Count Kevin Mee among the angry consumers who say we should all stop buying Apple products in the wake of the company’s decision not to help the FBI retrieve data from an iPhone that belonged to one of the San Bernardino, California, shooters.
“I, for one, am mad,” the Boise, Idaho, radio host wrote in a blog post Wednesday in which he called on Tim Cook, Apple’s chief executive, to be jailed for contempt of court. “[H]ere is a chance for us to get information that more than likely would stop another attack like this one.”
Mee joins a chorus of critics who took to the internet Wednesday to condemn the Silicon Valley giant after Cook posted an open letter to Apple customers, vowing to fight a federal judge’s order to unlock an iPhone used by Syed Rizwan Farook, one of the shooters in a December attack that left 14 people dead. Just hours after Cook’s letter was posted, boycott threats spread quickly across social media as furious citizens and even some politicians called Apple’s stance downright un-American.
“Apple chose to protect a dead ISIS terrorist’s privacy over the security of the American people,” said Sen. Tom Cotton, R-Ark., in a statement, using an acronym for the Islamic State group.
But while the backlash against Apple was fierce and vociferous, the negative reactions to Cook’s letter represented only a small percentage of the online discussions around the issue. In fact, less than 10 percent of discussions on Twitter skewed negative, according to data provided to International Business Times from ListenFirst Media, a New York analytics firm that measures online engagement across more than 40 digital and social media platforms.
ListenFirst measured a Twitter snapshot taken in a 24-hour window between Tuesday and Wednesday afternoon, when references to the Apple-FBI controversy garnered 656,000 mentions. According to ListenFirst, Cook received “high levels of praise” for taking a stand on privacy, with peak mentions occurring at noon EST on Wednesday. The firm said the overwhelming majority of posts were either neutral or positive.
That finding differs from broader national polls on privacy, which show Americans tend to be sharply divided when it comes to the issue of government surveillance. A 2015 survey from Pew Research Center found that just over half of Americans describe themselves as “very concerned” or “somewhat concerned” about government surveillance in general.

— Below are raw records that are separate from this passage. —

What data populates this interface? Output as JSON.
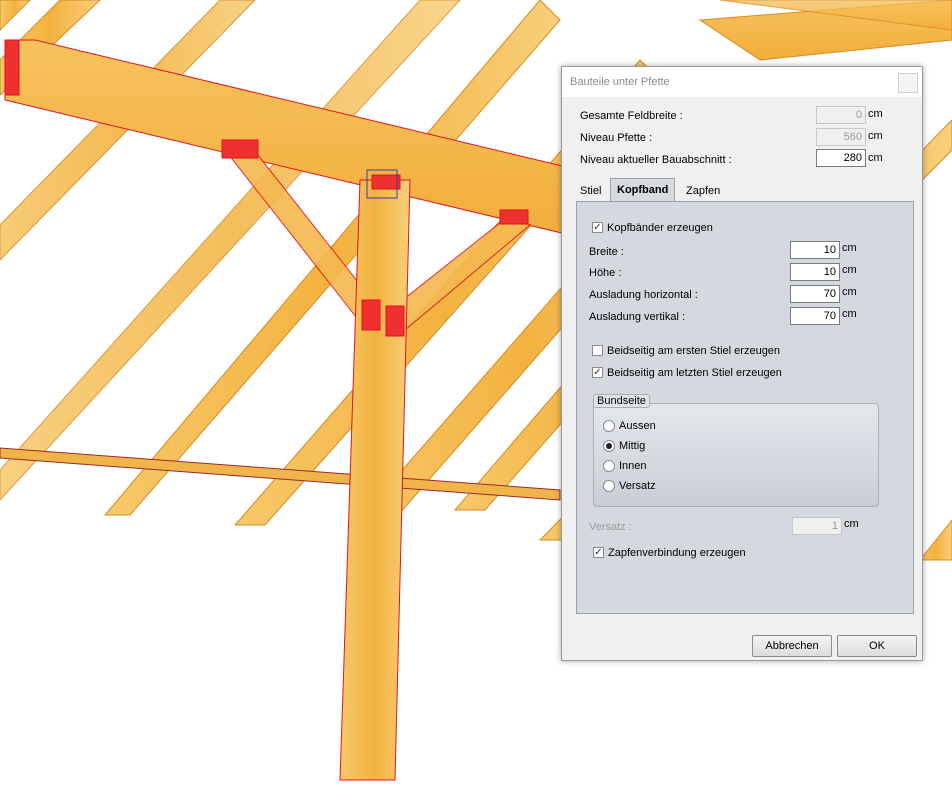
{
  "dialog": {
    "title": "Bauteile unter Pfette",
    "fields": {
      "feldbreite": {
        "label": "Gesamte Feldbreite :",
        "value": "0",
        "unit": "cm"
      },
      "niveau_pfette": {
        "label": "Niveau Pfette :",
        "value": "560",
        "unit": "cm"
      },
      "niveau_bauabschnitt": {
        "label": "Niveau aktueller Bauabschnitt :",
        "value": "280",
        "unit": "cm"
      }
    },
    "tabs": [
      "Stiel",
      "Kopfband",
      "Zapfen"
    ],
    "active_tab": "Kopfband",
    "kopfband": {
      "erzeugen": {
        "label": "Kopfbänder erzeugen",
        "checked": true
      },
      "breite": {
        "label": "Breite :",
        "value": "10",
        "unit": "cm"
      },
      "hoehe": {
        "label": "Höhe :",
        "value": "10",
        "unit": "cm"
      },
      "ausladung_h": {
        "label": "Ausladung horizontal :",
        "value": "70",
        "unit": "cm"
      },
      "ausladung_v": {
        "label": "Ausladung vertikal :",
        "value": "70",
        "unit": "cm"
      },
      "beidseitig_erster": {
        "label": "Beidseitig am ersten Stiel erzeugen",
        "checked": false
      },
      "beidseitig_letzter": {
        "label": "Beidseitig am letzten Stiel erzeugen",
        "checked": true
      },
      "bundseite": {
        "caption": "Bundseite",
        "options": [
          "Aussen",
          "Mittig",
          "Innen",
          "Versatz"
        ],
        "selected": "Mittig"
      },
      "versatz": {
        "label": "Versatz :",
        "value": "1",
        "unit": "cm"
      },
      "zapfenverbindung": {
        "label": "Zapfenverbindung erzeugen",
        "checked": true
      }
    },
    "buttons": {
      "cancel": "Abbrechen",
      "ok": "OK"
    }
  },
  "colors": {
    "timber": "#f2b347",
    "cut_outline": "#e0141e",
    "selection": "#3a3aa8"
  }
}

Still, the deafening din of pro-Apple posts is perhaps not surprising given the strategic manner in which the company — which already enjoys an enormous surplus of brand equity — chose to take control of the narrative. Cook’s letter was a rallying cry for Apple loyalists, an affirmation of the fabled place the iPhone occupies in the national consciousness.
“Smartphones, led by iPhone, have become an essential part of our lives,” Cook wrote. “People use them to store an incredible amount of personal information ... and at Apple we are deeply committed to safeguarding their data.”
Taken at Cook’s word, there is a lot more at stake than the contents of a single iPhone. The Apple chief asserts that federal officials are seeking to compel the company to build a special software tool that would undermine broader security advancements and leave iPhones everywhere vulnerable to attacks.
“The government suggests this tool could only be used once, on one phone. But that’s simply not true,” Cook wrote. “Once created, the technique could be used over and over again, on any number of devices. In the physical world, it would be the equivalent of a master key, capable of opening hundreds of millions of locks — from restaurants and banks to stores and homes. No reasonable person would find that acceptable.”
But if Cook was hoping for a nuanced debate on the ever-precarious balance between liberty and safety, those hopes were surely dashed when Donald Trump joined the fray.
“Who do they think they are?” the Republican presidential front-runner said of Apple during a “Fox and Friends” appearance Wednesday morning, remarking on the company’s decision to fight the court order. Trump’s reaction set social media ablaze with critics who were quick to denounce Apple’s presumed protection of a terrorist while having little to say about Cook’s argument that the FBI’s wishes could leave every iPhone user vulnerable. According to ListenFirst, Trump was the “biggest influencer opposing Tim Cook’s decision.”
“The overwhelming majority of Twitter conversation regarding Apple and Tim Cook was positive," said Jason Klein, co-CEO and co-founder of ListenFirst Media. “Donald Trump’s commentary was a glaring exception. Interestingly, this story is clearly generating increased conversation around the topics of encryption and privacy. I think we can expect those to become hot button issues, especially on the campaign trail.”
Meanwhile, the usual civil-rights suspects were equally quick to jump to Apple’s defense, with groups like the American Civil Liberties Union and the Electronic Frontier Foundation releasing terse statements applauding the tech giant for holding its ground. Edward Snowden, the exiled former National Security Agency contractor and poster child for vigilant resistance against the modern surveillance state, called the standoff between Apple and the FBI “the most important tech case in a decade.”